These songs rarely rise above dreadful novelty status - think Chas and Dave, Renée and Renato, and Hoddle and Waddle. Among the more questionable record company tactics is to pair singers of the opposite sex in the hope that sexual chemistry will do the selling. Alas, a chill wind seemed to be blowing between David Essex and Catherine Zeta-Jones on 1994's "True Love Waves", ditto Robbie Williams and Nicole Kidman on 2001's "Somethin' Stupid". And how wrong they got it with Kiki Dee and the then in-the-closet Elton John in "Don't Go Breaking My Heart".

There are, of course, rare occasions when two apparently mismatched artists turn out to have an alluring chemistry. Lee Hazlewood certainly put the spice back in Nancy Sinatra's career when he scurrilously offered to open up her gate in "Some Velvet Morning", while Nick Cave managed to bring Kylie Minogue some gothic respectability in 1995's "Where The Wild Roses Grow", a situation helped in no small part by a dreamy Pre-Raphaelite video in which the pop princess appeared as a corpse.

Perhaps the greatest duet of all was "Fairy Tale of New York", a perfect pop Christmas carol in which Shane McGowan's slurring old soak took on Kirsty MacColl's hard-bitten bag-lady.

But these are the exceptions to the rule.

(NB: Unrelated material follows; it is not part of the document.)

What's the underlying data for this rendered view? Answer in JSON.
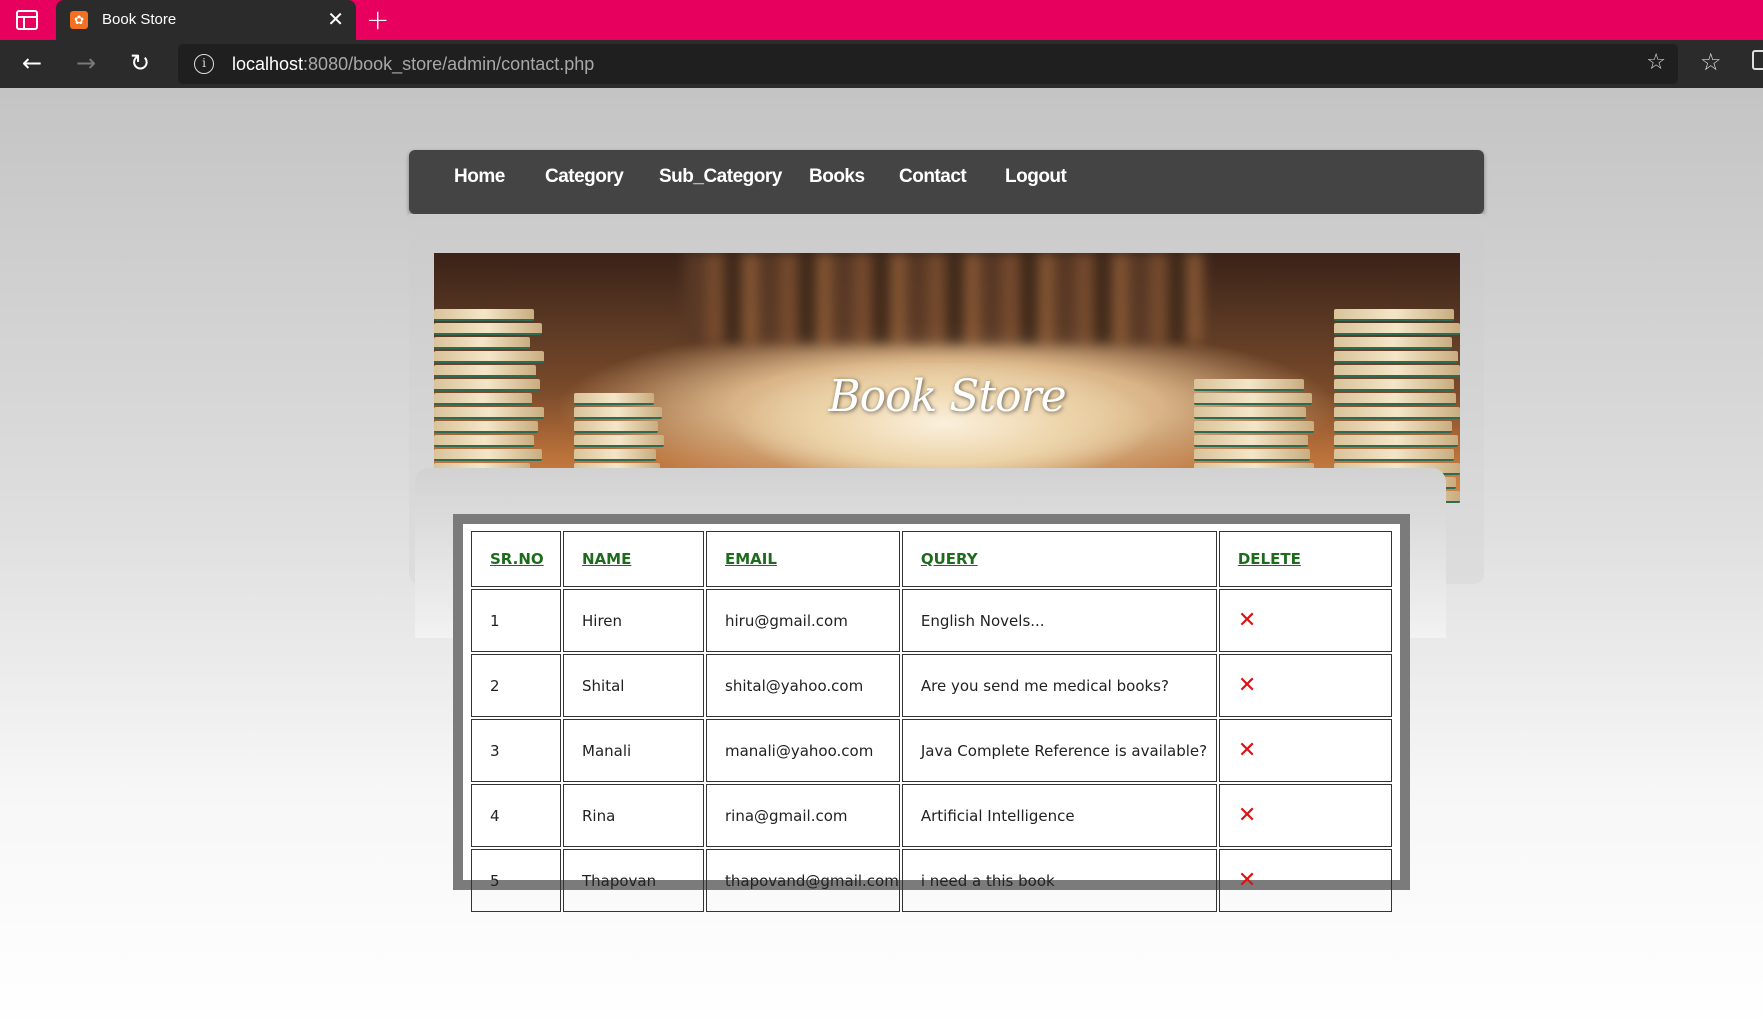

As history has repeatedly proven, the pop duet is, by and large, a foolhardy endeavour, less a meeting of ideas than an act of folly driven by financial reward, self-indulgence or plain desperation. Whether the brainchild of the artists and their planet-sized egos or a short-sighted record company strategy, the resulting records are a blot on the CVs of their makers, rarely fit for anything other than the record-store bargain bucket.

'Tony Bennett: Duets/An American Classic' will be released on 9 October